- **AIM OF THE TASK**
What you return must be every line below that includes the word "gear".

* * *

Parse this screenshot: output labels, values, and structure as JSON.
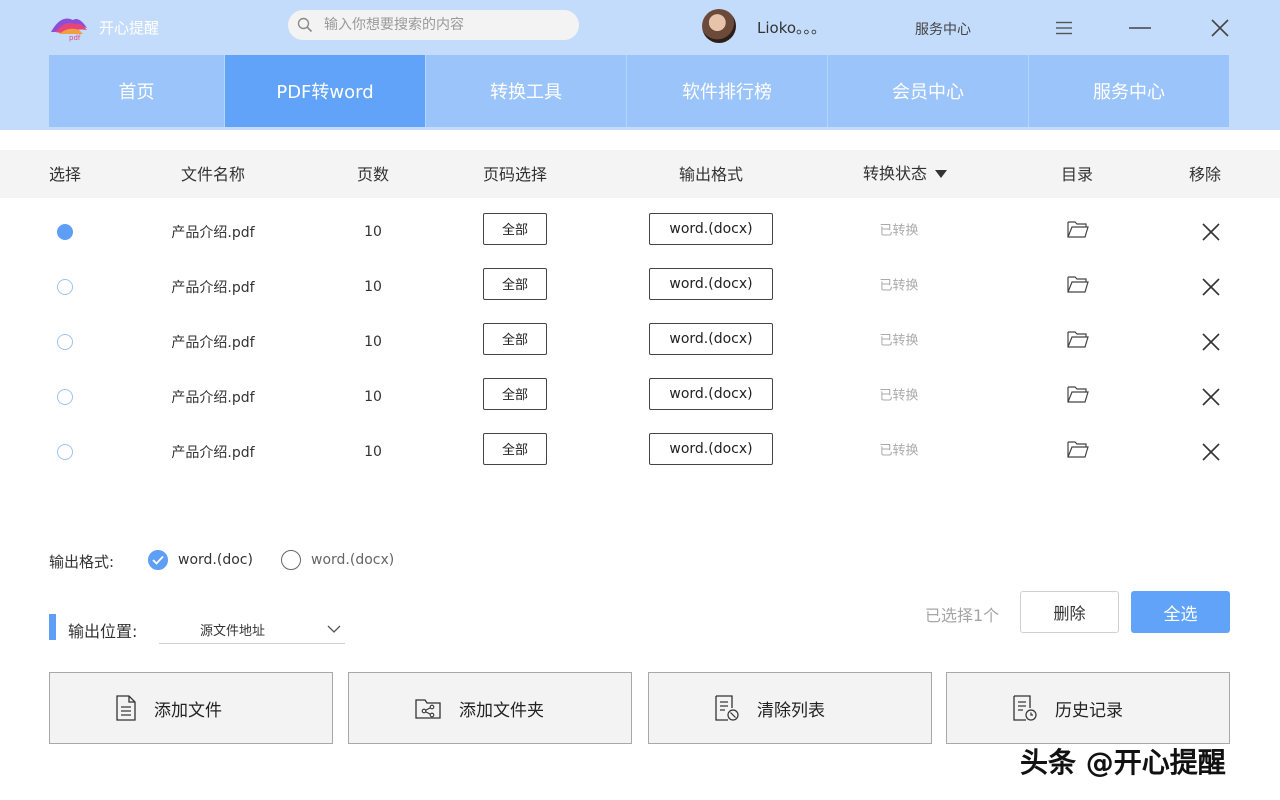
{
  "header": {
    "app_name": "开心提醒",
    "logo_text": "pdf",
    "search_placeholder": "输入你想要搜索的内容",
    "username": "Lioko。。。",
    "service_center": "服务中心"
  },
  "nav": {
    "tabs": [
      {
        "label": "首页"
      },
      {
        "label": "PDF转word"
      },
      {
        "label": "转换工具"
      },
      {
        "label": "软件排行榜"
      },
      {
        "label": "会员中心"
      },
      {
        "label": "服务中心"
      }
    ],
    "active_index": 1
  },
  "table": {
    "headers": [
      "选择",
      "文件名称",
      "页数",
      "页码选择",
      "输出格式",
      "转换状态",
      "目录",
      "移除"
    ],
    "rows": [
      {
        "selected": true,
        "file_name": "产品介绍.pdf",
        "pages": "10",
        "page_select": "全部",
        "format": "word.(docx)",
        "status": "已转换"
      },
      {
        "selected": false,
        "file_name": "产品介绍.pdf",
        "pages": "10",
        "page_select": "全部",
        "format": "word.(docx)",
        "status": "已转换"
      },
      {
        "selected": false,
        "file_name": "产品介绍.pdf",
        "pages": "10",
        "page_select": "全部",
        "format": "word.(docx)",
        "status": "已转换"
      },
      {
        "selected": false,
        "file_name": "产品介绍.pdf",
        "pages": "10",
        "page_select": "全部",
        "format": "word.(docx)",
        "status": "已转换"
      },
      {
        "selected": false,
        "file_name": "产品介绍.pdf",
        "pages": "10",
        "page_select": "全部",
        "format": "word.(docx)",
        "status": "已转换"
      }
    ]
  },
  "output_format": {
    "label": "输出格式:",
    "options": [
      {
        "label": "word.(doc)",
        "checked": true
      },
      {
        "label": "word.(docx)",
        "checked": false
      }
    ]
  },
  "output_location": {
    "label": "输出位置:",
    "value": "源文件地址"
  },
  "selection": {
    "count_text": "已选择1个",
    "delete_label": "删除",
    "select_all_label": "全选"
  },
  "actions": {
    "add_file": "添加文件",
    "add_folder": "添加文件夹",
    "clear_list": "清除列表",
    "history": "历史记录"
  },
  "watermark": "头条 @开心提醒",
  "colors": {
    "header_bg": "#c4dcfb",
    "tab_bg": "#9bc4fa",
    "tab_active": "#62a3fa",
    "accent": "#5f9ef5"
  }
}
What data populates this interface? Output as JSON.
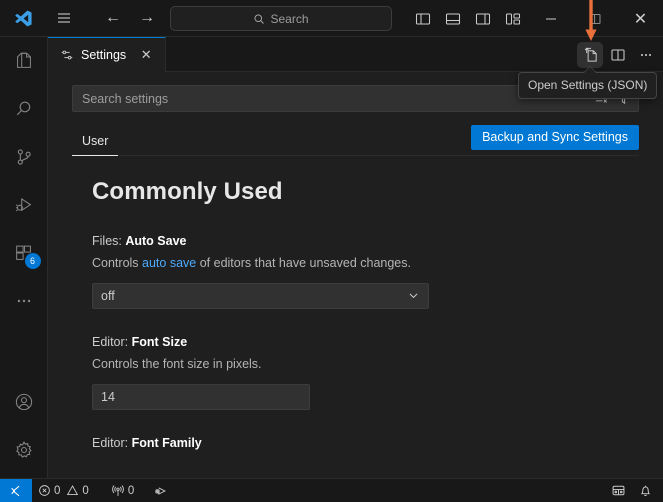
{
  "app": {
    "name": "Visual Studio Code",
    "accent_color": "#0078d4",
    "background_color": "#1f1f1f",
    "titlebar_color": "#181818",
    "annotation_arrow_color": "#e8703a"
  },
  "titlebar": {
    "logo_icon": "vscode-logo-icon",
    "menu_icon": "hamburger-menu-icon",
    "back_label": "←",
    "forward_label": "→",
    "search": {
      "placeholder": "Search",
      "icon": "search-icon"
    },
    "layout_icons": [
      "toggle-primary-sidebar-icon",
      "toggle-panel-icon",
      "toggle-secondary-sidebar-icon",
      "customize-layout-icon"
    ],
    "window_controls": {
      "minimize": "—",
      "maximize": "maximize-icon",
      "close": "✕"
    }
  },
  "activitybar": {
    "items": [
      {
        "name": "explorer",
        "icon": "files-icon",
        "badge": ""
      },
      {
        "name": "search",
        "icon": "search-icon",
        "badge": ""
      },
      {
        "name": "source-control",
        "icon": "source-control-icon",
        "badge": ""
      },
      {
        "name": "run-and-debug",
        "icon": "run-and-debug-icon",
        "badge": ""
      },
      {
        "name": "extensions",
        "icon": "extensions-icon",
        "badge": "6"
      },
      {
        "name": "additional-views",
        "icon": "ellipsis-icon",
        "badge": ""
      }
    ],
    "bottom_items": [
      {
        "name": "accounts",
        "icon": "account-icon"
      },
      {
        "name": "manage",
        "icon": "gear-icon"
      }
    ]
  },
  "tabs": {
    "items": [
      {
        "label": "Settings",
        "icon": "settings-gear-sliders-icon",
        "active": true,
        "close_label": "✕"
      }
    ],
    "actions": [
      {
        "name": "open-settings-json",
        "icon": "open-file-json-icon",
        "highlighted": true
      },
      {
        "name": "split-editor",
        "icon": "split-editor-icon",
        "highlighted": false
      },
      {
        "name": "more-actions",
        "icon": "ellipsis-icon",
        "highlighted": false
      }
    ]
  },
  "tooltip": {
    "text": "Open Settings (JSON)"
  },
  "settings": {
    "search": {
      "placeholder": "Search settings",
      "value": "",
      "clear_filters_icon": "clear-filters-icon",
      "filter_icon": "filter-funnel-icon"
    },
    "scope_tabs": [
      {
        "label": "User",
        "active": true
      }
    ],
    "sync_button": {
      "label": "Backup and Sync Settings"
    },
    "group_title": "Commonly Used",
    "items": [
      {
        "prefix": "Files: ",
        "name": "Auto Save",
        "desc_before": "Controls ",
        "desc_link": "auto save",
        "desc_after": " of editors that have unsaved changes.",
        "control": "select",
        "value": "off",
        "chevron_icon": "chevron-down-icon"
      },
      {
        "prefix": "Editor: ",
        "name": "Font Size",
        "desc_before": "Controls the font size in pixels.",
        "desc_link": "",
        "desc_after": "",
        "control": "input",
        "value": "14"
      },
      {
        "prefix": "Editor: ",
        "name": "Font Family",
        "desc_before": "",
        "desc_link": "",
        "desc_after": "",
        "control": "none",
        "value": ""
      }
    ]
  },
  "statusbar": {
    "remote": {
      "icon": "remote-window-icon",
      "label": ""
    },
    "left_items": [
      {
        "name": "problems",
        "errors_icon": "error-circle-icon",
        "errors": "0",
        "warnings_icon": "warning-triangle-icon",
        "warnings": "0"
      },
      {
        "name": "ports",
        "icon": "ports-radio-tower-icon",
        "count": "0"
      },
      {
        "name": "live-share",
        "icon": "live-share-icon",
        "count": ""
      }
    ],
    "right_items": [
      {
        "name": "feedback",
        "icon": "feedback-smiley-icon"
      },
      {
        "name": "notifications",
        "icon": "bell-icon"
      }
    ]
  }
}
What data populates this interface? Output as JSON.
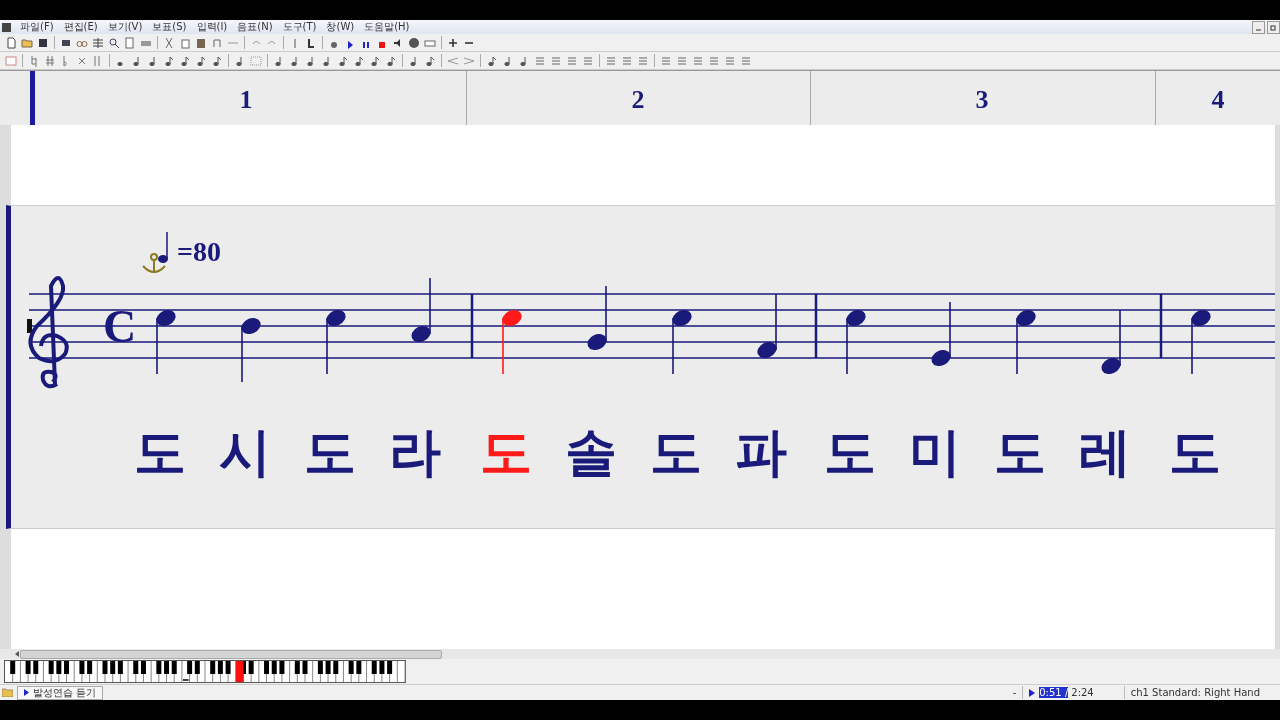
{
  "menu": [
    {
      "label": "파일(F)"
    },
    {
      "label": "편집(E)"
    },
    {
      "label": "보기(V)"
    },
    {
      "label": "보표(S)"
    },
    {
      "label": "입력(I)"
    },
    {
      "label": "음표(N)"
    },
    {
      "label": "도구(T)"
    },
    {
      "label": "창(W)"
    },
    {
      "label": "도움말(H)"
    }
  ],
  "score": {
    "tempo": "=80",
    "time_signature": "C",
    "measures": [
      {
        "number": "1",
        "notes": [
          {
            "kind": "c5",
            "lyric": "도",
            "selected": false
          },
          {
            "kind": "b4",
            "lyric": "시",
            "selected": false
          },
          {
            "kind": "c5",
            "lyric": "도",
            "selected": false
          },
          {
            "kind": "a4",
            "lyric": "라",
            "selected": false
          }
        ]
      },
      {
        "number": "2",
        "notes": [
          {
            "kind": "c5",
            "lyric": "도",
            "selected": true
          },
          {
            "kind": "g4",
            "lyric": "솔",
            "selected": false
          },
          {
            "kind": "c5",
            "lyric": "도",
            "selected": false
          },
          {
            "kind": "f4",
            "lyric": "파",
            "selected": false
          }
        ]
      },
      {
        "number": "3",
        "notes": [
          {
            "kind": "c5",
            "lyric": "도",
            "selected": false
          },
          {
            "kind": "e4",
            "lyric": "미",
            "selected": false
          },
          {
            "kind": "c5",
            "lyric": "도",
            "selected": false
          },
          {
            "kind": "d4",
            "lyric": "레",
            "selected": false
          }
        ]
      },
      {
        "number": "4",
        "notes": [
          {
            "kind": "c5",
            "lyric": "도",
            "selected": false
          }
        ]
      }
    ]
  },
  "status_bar": {
    "tab": "발성연습 듣기",
    "dash": "-",
    "position": "0:51 /",
    "duration": "2:24",
    "track": "ch1 Standard: Right Hand"
  }
}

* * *

- **RESPONSE BOX**
        "icon": "gear-icon"
        "icon": "settings-gear-sliders-icon",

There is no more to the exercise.